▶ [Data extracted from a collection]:
--------------------

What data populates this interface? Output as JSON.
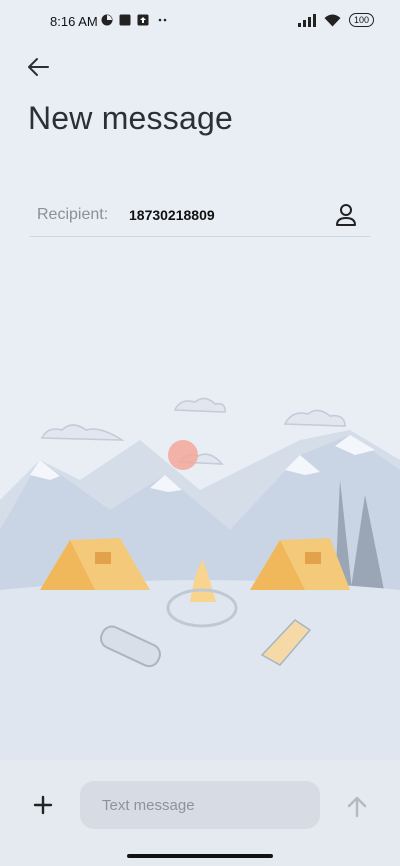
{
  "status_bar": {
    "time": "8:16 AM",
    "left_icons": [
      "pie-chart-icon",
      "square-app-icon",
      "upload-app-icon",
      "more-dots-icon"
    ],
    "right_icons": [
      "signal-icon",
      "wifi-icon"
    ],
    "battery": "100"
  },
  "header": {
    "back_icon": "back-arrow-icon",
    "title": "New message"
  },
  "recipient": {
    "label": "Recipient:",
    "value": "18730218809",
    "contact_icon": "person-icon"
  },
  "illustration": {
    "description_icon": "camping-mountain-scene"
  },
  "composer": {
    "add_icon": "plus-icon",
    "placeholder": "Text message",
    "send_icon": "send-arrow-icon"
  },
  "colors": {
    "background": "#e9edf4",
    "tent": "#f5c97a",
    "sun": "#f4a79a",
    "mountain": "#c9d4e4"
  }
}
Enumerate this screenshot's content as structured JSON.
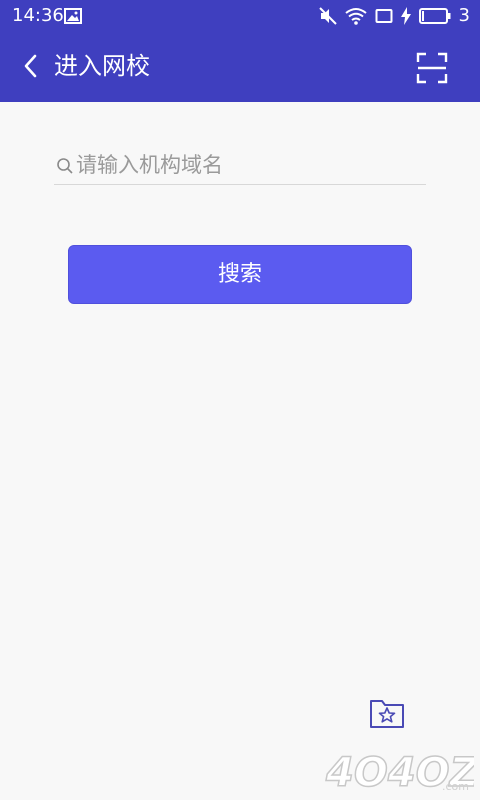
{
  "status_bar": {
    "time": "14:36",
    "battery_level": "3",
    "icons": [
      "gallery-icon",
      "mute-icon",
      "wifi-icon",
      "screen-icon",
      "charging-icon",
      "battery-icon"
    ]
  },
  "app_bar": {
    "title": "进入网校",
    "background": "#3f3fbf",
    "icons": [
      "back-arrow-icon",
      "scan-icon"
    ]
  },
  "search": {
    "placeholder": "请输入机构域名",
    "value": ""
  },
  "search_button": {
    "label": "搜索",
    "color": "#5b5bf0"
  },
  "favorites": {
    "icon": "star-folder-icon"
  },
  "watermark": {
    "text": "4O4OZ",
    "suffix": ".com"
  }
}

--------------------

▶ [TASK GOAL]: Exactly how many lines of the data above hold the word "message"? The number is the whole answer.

▶ [RESPONSE FOR THIS EXERCISE]: 2